▸ **Task instructions**: Taking each line of the material in turn, count those with the string "Apellido" and answer with the count alone.

▸ **Material supplied**:
= = = = =

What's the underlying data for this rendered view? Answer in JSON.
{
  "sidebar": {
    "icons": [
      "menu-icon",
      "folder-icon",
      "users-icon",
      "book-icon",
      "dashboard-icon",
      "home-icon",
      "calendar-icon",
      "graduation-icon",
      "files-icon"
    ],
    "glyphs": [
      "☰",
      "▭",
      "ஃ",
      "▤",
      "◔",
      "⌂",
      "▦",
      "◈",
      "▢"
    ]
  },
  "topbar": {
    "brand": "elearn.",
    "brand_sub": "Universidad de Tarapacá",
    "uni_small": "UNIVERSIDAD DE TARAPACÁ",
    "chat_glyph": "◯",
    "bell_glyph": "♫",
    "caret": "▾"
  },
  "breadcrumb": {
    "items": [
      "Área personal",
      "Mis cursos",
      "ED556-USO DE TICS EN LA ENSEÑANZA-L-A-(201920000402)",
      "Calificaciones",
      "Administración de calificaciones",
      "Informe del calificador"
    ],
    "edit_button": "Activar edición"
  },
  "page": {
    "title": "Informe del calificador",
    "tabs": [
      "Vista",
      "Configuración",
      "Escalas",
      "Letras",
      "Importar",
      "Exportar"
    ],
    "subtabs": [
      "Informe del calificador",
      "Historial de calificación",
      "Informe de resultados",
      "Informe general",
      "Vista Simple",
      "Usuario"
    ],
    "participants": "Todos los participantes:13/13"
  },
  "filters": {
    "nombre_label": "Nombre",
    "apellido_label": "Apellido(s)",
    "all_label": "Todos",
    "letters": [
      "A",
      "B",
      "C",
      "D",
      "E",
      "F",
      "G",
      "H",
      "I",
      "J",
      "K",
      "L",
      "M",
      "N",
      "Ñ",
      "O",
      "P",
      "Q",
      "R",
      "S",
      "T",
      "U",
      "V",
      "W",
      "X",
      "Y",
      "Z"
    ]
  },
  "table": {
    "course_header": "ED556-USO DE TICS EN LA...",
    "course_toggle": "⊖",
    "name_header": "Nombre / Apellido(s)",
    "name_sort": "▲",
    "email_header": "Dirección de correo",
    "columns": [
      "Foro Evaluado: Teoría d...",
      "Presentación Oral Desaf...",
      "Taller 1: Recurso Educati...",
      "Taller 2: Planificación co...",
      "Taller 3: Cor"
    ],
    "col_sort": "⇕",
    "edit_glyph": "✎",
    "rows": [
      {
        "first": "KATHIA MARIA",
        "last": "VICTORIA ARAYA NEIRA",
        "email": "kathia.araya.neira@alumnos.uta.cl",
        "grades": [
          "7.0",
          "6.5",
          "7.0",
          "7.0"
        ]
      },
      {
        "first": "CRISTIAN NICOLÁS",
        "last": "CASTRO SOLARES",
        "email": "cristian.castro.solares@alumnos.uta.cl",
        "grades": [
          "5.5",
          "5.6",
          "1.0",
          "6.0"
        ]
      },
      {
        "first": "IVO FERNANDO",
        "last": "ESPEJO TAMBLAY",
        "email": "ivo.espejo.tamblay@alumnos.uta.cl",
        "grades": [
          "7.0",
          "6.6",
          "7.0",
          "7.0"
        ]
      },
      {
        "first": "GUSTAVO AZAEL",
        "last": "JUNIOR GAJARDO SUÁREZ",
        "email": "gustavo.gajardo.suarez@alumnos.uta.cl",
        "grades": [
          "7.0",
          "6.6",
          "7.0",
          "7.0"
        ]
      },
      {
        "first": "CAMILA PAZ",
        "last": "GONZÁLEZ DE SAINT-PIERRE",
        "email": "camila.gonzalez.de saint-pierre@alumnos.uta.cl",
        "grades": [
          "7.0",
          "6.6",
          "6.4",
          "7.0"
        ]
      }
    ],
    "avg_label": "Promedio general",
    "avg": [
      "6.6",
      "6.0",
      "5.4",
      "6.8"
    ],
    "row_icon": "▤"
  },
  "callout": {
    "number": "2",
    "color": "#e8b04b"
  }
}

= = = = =

▸ **Answer section**: 2